Sex workers are often spoken about and for, but rarely are they given the opportunity to speak for themselves.

“Decriminalisation would mean that we have an equal playing field. If we are attacked when working we can report it the same as if we are attacked in the home. I’m sick of hearing the police tell women “if you don’t like it then go home”. I want some rights at work. I want to complain about my boss trying to get free sex, I want to be able to refuse a client if he won’t use a condom. Decriminalisation would mean I could insist on some rights and that would make a big difference to how safe and well I feel at work.” Amy

“One of the main triggers for my partner’s violence against me as a teenager was the fact that I was doing sex work.
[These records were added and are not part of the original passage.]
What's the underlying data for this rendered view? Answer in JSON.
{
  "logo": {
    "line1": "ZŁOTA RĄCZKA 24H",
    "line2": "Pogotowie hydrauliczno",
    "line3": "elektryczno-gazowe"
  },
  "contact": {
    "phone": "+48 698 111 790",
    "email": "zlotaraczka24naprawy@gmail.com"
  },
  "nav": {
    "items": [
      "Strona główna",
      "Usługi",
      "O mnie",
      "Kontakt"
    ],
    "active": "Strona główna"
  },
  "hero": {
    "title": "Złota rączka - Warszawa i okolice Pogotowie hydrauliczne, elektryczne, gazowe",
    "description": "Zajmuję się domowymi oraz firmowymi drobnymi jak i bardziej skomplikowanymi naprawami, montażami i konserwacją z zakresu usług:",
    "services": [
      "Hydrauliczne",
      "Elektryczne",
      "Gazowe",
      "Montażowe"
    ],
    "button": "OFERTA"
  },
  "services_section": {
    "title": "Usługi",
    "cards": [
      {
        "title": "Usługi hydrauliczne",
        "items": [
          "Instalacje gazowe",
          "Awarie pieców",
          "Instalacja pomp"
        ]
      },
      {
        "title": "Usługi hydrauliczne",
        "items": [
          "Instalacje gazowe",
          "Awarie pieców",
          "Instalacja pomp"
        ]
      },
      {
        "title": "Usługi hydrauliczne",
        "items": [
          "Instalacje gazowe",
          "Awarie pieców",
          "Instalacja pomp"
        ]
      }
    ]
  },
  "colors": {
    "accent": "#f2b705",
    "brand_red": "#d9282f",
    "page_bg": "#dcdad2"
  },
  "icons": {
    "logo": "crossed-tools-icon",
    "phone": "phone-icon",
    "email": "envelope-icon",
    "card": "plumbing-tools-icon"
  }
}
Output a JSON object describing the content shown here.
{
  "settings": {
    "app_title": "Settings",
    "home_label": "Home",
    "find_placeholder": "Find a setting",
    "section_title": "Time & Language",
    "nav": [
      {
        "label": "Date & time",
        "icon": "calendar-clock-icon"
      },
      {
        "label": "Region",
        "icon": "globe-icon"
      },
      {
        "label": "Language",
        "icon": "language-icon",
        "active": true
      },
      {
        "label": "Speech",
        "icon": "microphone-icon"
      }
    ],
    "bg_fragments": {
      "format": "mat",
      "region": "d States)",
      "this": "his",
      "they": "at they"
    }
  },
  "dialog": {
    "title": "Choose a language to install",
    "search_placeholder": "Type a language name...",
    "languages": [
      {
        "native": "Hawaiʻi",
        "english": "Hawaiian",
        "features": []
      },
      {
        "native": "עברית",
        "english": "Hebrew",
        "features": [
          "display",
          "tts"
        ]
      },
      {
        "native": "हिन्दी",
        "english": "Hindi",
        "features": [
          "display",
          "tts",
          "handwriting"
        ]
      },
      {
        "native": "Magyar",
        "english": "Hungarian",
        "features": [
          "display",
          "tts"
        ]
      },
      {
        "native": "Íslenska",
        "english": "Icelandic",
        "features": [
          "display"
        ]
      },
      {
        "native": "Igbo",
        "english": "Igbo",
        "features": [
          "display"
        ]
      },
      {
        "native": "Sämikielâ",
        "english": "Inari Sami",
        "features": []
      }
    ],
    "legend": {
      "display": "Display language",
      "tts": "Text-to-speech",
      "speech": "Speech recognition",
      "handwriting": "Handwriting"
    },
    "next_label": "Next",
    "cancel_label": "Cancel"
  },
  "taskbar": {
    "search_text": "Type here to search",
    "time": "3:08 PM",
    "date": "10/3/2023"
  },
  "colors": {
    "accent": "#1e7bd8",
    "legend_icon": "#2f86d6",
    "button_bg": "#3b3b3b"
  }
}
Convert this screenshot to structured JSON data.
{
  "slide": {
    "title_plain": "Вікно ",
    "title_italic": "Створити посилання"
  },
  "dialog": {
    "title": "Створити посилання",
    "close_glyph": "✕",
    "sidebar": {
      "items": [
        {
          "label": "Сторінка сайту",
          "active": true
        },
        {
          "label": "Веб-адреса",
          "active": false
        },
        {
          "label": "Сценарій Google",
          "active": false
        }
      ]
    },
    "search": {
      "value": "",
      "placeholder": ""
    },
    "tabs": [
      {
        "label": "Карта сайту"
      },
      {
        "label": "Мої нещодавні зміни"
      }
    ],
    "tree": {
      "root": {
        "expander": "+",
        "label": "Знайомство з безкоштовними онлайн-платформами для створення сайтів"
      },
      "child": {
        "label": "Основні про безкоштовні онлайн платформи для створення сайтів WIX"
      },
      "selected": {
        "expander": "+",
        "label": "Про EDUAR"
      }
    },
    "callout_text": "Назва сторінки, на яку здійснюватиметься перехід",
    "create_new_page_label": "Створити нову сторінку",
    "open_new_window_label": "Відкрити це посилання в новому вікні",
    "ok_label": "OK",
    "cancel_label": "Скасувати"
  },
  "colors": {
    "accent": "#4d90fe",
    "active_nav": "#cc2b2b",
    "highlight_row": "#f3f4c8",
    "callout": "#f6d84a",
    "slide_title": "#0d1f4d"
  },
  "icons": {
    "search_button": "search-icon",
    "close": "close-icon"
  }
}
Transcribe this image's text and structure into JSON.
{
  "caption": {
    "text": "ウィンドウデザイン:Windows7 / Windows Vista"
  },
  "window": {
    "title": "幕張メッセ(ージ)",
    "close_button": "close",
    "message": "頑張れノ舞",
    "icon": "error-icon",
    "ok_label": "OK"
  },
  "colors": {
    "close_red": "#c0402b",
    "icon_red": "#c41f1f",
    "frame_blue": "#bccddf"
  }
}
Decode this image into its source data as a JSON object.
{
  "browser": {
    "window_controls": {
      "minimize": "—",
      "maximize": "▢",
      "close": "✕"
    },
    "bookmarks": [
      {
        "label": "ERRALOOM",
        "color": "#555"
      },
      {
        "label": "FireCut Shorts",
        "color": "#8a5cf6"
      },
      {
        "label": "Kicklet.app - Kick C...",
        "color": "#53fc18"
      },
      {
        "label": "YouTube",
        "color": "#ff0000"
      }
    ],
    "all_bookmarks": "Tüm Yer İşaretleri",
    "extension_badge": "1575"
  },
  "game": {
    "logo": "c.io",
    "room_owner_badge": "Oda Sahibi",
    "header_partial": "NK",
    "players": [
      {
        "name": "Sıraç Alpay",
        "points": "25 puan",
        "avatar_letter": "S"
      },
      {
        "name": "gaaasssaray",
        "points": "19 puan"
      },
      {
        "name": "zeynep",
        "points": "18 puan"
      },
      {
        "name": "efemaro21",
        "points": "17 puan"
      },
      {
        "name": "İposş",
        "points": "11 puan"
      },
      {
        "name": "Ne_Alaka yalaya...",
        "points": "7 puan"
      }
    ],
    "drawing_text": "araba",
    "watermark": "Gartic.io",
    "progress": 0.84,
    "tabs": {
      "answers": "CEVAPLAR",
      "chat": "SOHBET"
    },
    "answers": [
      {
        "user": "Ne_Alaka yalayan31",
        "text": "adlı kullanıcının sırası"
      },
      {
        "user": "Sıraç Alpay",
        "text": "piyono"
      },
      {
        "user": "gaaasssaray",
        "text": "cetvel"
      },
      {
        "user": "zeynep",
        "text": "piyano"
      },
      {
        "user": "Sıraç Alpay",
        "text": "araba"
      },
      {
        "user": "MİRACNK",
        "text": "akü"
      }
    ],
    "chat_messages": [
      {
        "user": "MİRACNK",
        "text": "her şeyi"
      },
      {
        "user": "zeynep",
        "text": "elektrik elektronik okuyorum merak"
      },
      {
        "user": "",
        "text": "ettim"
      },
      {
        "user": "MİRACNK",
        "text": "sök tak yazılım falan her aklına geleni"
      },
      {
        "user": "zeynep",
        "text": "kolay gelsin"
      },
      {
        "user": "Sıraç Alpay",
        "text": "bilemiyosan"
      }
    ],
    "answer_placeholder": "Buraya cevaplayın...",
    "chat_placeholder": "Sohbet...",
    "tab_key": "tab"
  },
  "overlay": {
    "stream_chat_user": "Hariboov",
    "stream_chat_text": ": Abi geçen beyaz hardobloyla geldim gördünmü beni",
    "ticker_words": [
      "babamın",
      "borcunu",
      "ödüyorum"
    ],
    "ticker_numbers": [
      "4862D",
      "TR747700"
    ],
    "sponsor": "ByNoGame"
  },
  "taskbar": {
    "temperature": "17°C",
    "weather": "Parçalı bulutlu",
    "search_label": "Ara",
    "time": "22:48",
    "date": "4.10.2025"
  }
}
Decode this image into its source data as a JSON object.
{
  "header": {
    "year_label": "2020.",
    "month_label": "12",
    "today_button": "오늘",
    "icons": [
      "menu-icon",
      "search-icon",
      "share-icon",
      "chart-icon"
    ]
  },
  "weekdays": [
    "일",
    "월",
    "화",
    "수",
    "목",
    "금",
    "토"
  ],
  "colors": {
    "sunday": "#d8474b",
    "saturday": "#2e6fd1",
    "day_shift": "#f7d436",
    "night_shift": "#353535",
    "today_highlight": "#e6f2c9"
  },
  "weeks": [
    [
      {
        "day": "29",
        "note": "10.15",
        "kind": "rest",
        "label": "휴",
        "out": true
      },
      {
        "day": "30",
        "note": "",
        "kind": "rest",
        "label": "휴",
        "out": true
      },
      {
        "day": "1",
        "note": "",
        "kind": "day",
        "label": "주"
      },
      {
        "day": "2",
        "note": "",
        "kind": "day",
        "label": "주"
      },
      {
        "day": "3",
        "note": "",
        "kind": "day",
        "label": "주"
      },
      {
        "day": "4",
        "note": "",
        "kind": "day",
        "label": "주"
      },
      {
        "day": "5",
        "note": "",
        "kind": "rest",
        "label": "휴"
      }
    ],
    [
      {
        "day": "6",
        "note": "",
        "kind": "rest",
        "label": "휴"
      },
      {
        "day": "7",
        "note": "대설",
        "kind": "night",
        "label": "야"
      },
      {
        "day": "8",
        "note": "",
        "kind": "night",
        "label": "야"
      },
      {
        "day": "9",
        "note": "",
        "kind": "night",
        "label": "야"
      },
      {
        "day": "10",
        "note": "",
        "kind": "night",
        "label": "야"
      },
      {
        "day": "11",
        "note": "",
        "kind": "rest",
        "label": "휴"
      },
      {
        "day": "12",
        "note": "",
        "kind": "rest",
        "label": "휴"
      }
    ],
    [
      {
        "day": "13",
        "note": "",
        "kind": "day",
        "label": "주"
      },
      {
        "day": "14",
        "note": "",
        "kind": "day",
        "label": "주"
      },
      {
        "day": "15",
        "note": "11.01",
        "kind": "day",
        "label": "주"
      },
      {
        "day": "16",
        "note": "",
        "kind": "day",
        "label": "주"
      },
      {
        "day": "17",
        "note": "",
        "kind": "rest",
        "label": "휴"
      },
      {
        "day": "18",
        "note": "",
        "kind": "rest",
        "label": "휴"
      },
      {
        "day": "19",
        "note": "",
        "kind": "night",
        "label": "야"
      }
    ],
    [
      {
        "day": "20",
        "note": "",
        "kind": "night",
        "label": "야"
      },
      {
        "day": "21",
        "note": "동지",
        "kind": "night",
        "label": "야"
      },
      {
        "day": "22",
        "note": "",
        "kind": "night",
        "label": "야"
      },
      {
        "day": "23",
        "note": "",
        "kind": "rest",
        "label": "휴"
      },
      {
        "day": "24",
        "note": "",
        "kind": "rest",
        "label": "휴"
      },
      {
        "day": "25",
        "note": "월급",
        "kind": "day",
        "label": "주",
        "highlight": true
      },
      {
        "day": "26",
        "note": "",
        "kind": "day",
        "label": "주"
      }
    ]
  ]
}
I’ve ended up with a bleeding mouth and bruises on my neck because I was a “dirty whore”. The disgust he felt actually felt legitimate to me and that was because it matched the way society talked about me. Decriminalisation would have concrete benefits – like safety on the job and not getting a criminal record – but if it helps break down stigma, that’s huge. The violence sex workers experience at work and outside it is 100% down to the fact that prostitution is seen as dirty and disgusting. Backing decriminalisation doesn’t mean you back the sex industry, it means you back the women working in it.” Becky

“The big thing for me is that decriminalisation would mean that I could work with my friends for safety. There are just so many benefits to it: not feeling isolated, being able to talk to and support each other, but also in safety in numbers. When I was receiving death threats from an ex client and was terrified to work, I wished then more than ever that I wouldn’t have to fear repercussions for inviting another worker to help me feel safe.” Jasmine

“As a parent I am at risk of more violence from the state than I am from my clients – in fact, state violence in the form of benefit cuts and sanctions are what pushed me into sex work in the first place. Violent clients are a sad reality, but what would change that – and provide a real deterrent to bad clients – would be a policy framework that allows me to screen robustly, and report violence without fear of arrest, or of losing my children.” Cora